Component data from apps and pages
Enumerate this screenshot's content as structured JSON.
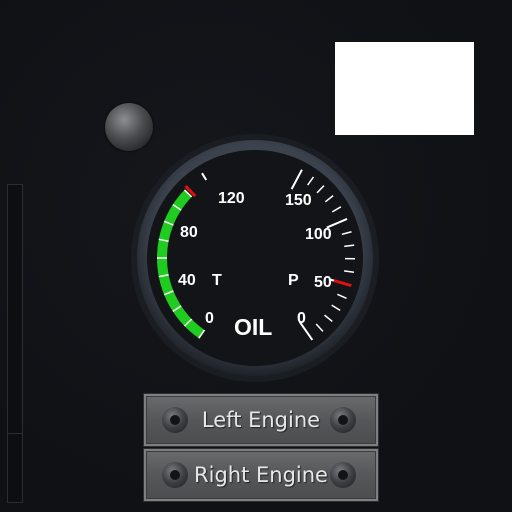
{
  "gauge": {
    "title": "OIL",
    "temp_letter": "T",
    "pressure_letter": "P",
    "temp_ticks": [
      "120",
      "80",
      "40",
      "0"
    ],
    "pressure_ticks": [
      "150",
      "100",
      "50",
      "0"
    ],
    "temp_value_fraction": 0.9,
    "colors": {
      "green_band": "#1fcc1f",
      "red_mark": "#e01010",
      "tick": "#ffffff",
      "face": "#111316",
      "bezel": "#3f4652"
    }
  },
  "buttons": {
    "left_engine": "Left Engine",
    "right_engine": "Right Engine"
  }
}
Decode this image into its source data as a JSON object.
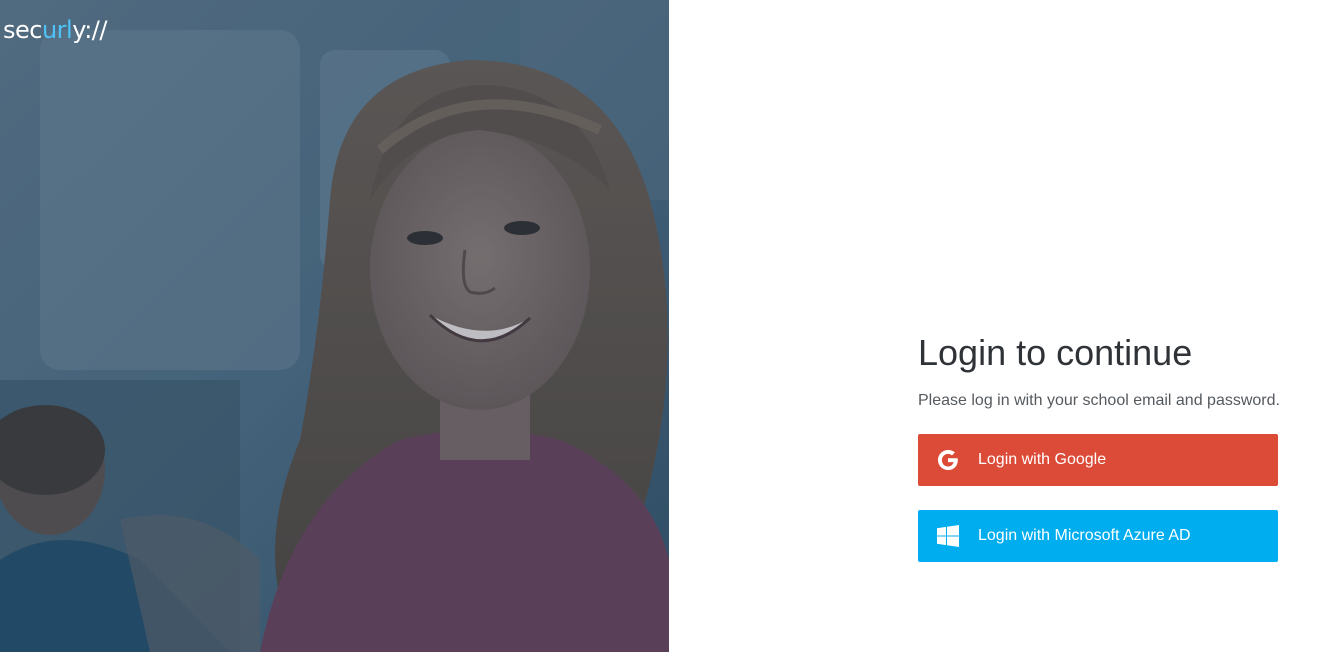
{
  "brand": {
    "logo_prefix": "sec",
    "logo_accent": "url",
    "logo_suffix": "y",
    "logo_slashes": "://",
    "accent_color": "#4fc3f7"
  },
  "login": {
    "title": "Login to continue",
    "subtitle": "Please log in with your school email and password.",
    "buttons": [
      {
        "label": "Login with Google",
        "icon": "google-g-icon",
        "color": "#dc4b37"
      },
      {
        "label": "Login with Microsoft Azure AD",
        "icon": "windows-icon",
        "color": "#00adef"
      }
    ]
  }
}
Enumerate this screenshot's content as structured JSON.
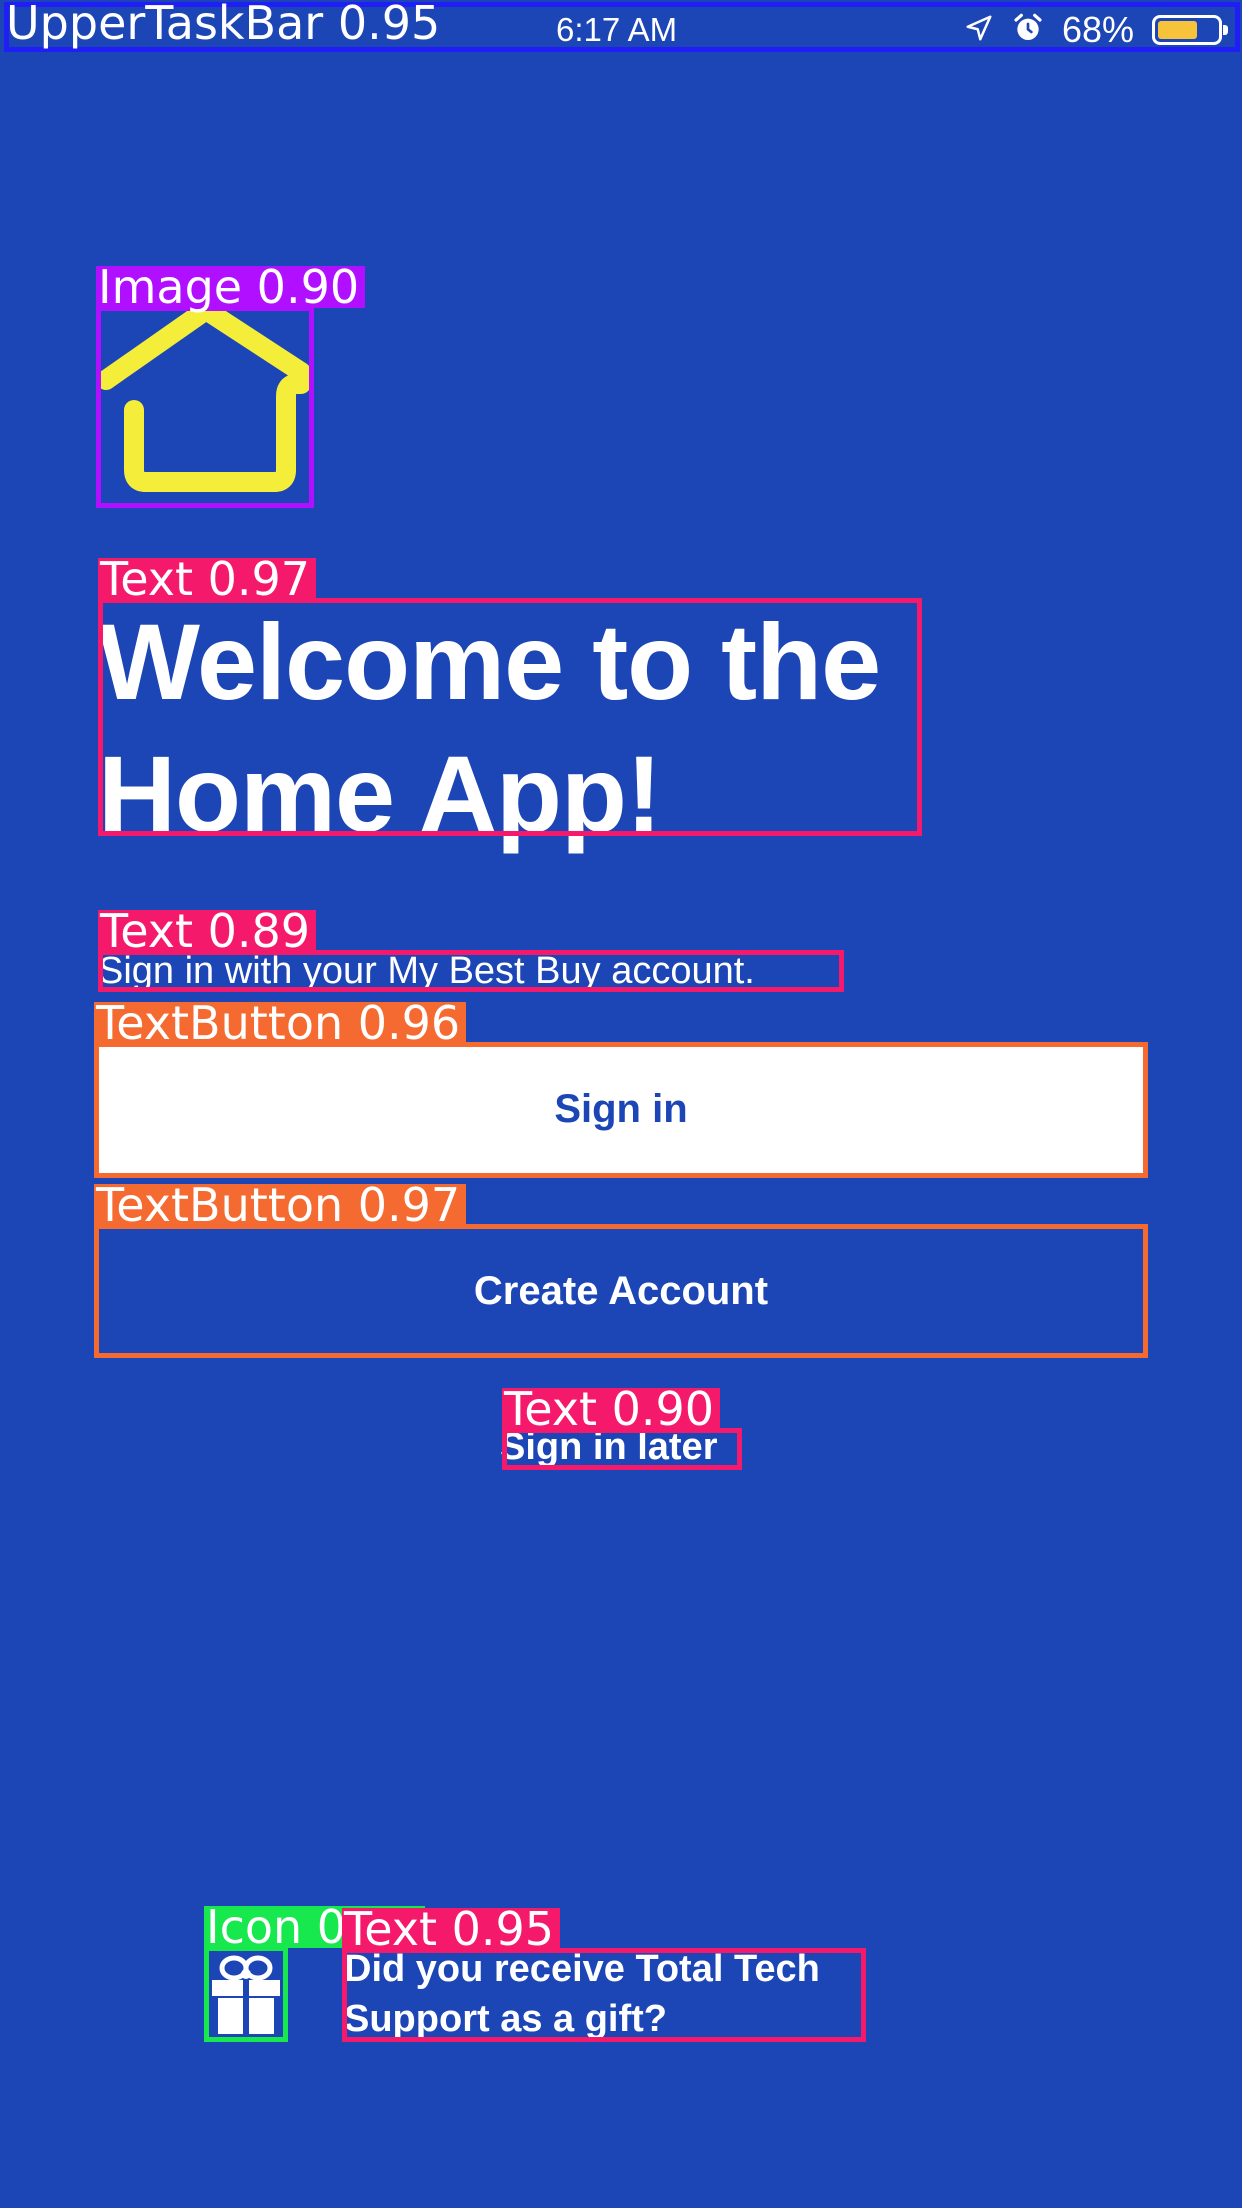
{
  "status_bar": {
    "time": "6:17 AM",
    "battery_text": "68%",
    "battery_level": 0.68,
    "icons": [
      "location-arrow-icon",
      "alarm-clock-icon",
      "battery-icon"
    ]
  },
  "onboarding": {
    "logo_icon": "home-icon",
    "title": "Welcome to the Home App!",
    "subtitle": "Sign in with your My Best Buy account.",
    "sign_in_label": "Sign in",
    "create_account_label": "Create Account",
    "sign_in_later_label": "Sign in later",
    "gift_icon": "gift-icon",
    "gift_prompt": "Did you receive Total Tech Support as a gift?"
  },
  "detections": [
    {
      "label": "UpperTaskBar 0.95",
      "color": "#1f1ff5"
    },
    {
      "label": "Image 0.90",
      "color": "#b010ff"
    },
    {
      "label": "Text 0.97",
      "color": "#f5196b"
    },
    {
      "label": "Text 0.89",
      "color": "#f5196b"
    },
    {
      "label": "TextButton 0.96",
      "color": "#f56a30"
    },
    {
      "label": "TextButton 0.97",
      "color": "#f56a30"
    },
    {
      "label": "Text 0.90",
      "color": "#f5196b"
    },
    {
      "label": "Icon 0.97",
      "color": "#16e84d"
    },
    {
      "label": "Text 0.95",
      "color": "#f5196b"
    }
  ],
  "colors": {
    "background": "#1c45b5",
    "logo_yellow": "#f4ee3a",
    "battery_fill": "#f6c33a"
  }
}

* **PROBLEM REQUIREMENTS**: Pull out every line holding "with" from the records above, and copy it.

* **TASK SOLUTION**:
    "subtitle": "Please log in with your school email and password.",
        "label": "Login with Google",
        "label": "Login with Microsoft Azure AD",
    "subtitle": "Sign in with your My Best Buy account.",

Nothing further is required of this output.